Using the data that follows, state the number of lines holding the word "quote", and give no other output.

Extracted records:
= Beginning of Section =
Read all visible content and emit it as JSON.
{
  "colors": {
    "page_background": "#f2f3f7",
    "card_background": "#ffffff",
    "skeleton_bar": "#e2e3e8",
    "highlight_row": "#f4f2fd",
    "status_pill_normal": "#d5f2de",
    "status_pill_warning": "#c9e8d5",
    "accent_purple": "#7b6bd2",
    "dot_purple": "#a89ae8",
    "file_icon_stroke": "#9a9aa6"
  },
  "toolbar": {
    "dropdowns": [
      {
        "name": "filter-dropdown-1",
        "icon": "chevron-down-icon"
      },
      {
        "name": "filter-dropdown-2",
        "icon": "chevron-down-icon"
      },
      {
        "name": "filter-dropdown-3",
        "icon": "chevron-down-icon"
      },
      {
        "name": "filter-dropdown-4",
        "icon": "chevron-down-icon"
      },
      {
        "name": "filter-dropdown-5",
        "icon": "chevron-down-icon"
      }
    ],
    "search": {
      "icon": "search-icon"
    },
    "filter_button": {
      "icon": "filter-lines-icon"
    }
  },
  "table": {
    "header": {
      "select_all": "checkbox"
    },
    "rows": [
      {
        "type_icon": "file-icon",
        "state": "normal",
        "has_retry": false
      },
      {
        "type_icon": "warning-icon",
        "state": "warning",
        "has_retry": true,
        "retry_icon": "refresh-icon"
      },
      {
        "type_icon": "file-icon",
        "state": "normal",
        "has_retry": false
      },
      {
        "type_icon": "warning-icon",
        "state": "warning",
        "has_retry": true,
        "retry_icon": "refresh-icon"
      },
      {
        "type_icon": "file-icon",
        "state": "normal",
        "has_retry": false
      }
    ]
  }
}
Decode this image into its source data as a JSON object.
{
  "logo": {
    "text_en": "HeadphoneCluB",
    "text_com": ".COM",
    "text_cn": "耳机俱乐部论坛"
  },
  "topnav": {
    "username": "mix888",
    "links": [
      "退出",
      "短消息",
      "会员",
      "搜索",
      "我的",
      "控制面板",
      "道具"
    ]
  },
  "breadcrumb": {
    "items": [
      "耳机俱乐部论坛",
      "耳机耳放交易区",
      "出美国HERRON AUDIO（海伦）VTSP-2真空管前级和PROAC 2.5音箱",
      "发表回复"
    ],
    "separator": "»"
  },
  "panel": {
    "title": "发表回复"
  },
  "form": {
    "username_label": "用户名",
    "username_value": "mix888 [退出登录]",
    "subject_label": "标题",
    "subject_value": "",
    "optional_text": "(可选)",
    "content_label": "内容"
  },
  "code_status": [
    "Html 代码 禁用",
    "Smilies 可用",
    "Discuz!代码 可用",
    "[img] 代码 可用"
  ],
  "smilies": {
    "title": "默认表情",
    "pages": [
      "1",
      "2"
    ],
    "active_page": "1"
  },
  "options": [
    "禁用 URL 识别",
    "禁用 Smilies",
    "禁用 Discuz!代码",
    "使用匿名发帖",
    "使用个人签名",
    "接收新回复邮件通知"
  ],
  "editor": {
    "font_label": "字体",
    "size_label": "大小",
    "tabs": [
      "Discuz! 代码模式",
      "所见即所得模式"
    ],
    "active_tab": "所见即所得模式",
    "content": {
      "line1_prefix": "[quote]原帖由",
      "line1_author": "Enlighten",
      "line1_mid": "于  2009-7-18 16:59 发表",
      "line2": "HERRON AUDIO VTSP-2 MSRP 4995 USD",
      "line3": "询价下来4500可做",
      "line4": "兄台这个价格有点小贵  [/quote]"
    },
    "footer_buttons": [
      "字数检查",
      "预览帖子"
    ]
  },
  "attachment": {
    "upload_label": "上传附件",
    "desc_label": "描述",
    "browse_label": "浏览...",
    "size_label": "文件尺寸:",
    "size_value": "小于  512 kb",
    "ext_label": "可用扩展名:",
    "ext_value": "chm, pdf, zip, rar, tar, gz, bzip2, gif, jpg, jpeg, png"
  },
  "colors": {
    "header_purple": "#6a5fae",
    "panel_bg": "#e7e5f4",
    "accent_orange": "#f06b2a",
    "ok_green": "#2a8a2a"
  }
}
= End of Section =
→ Exercise result: 2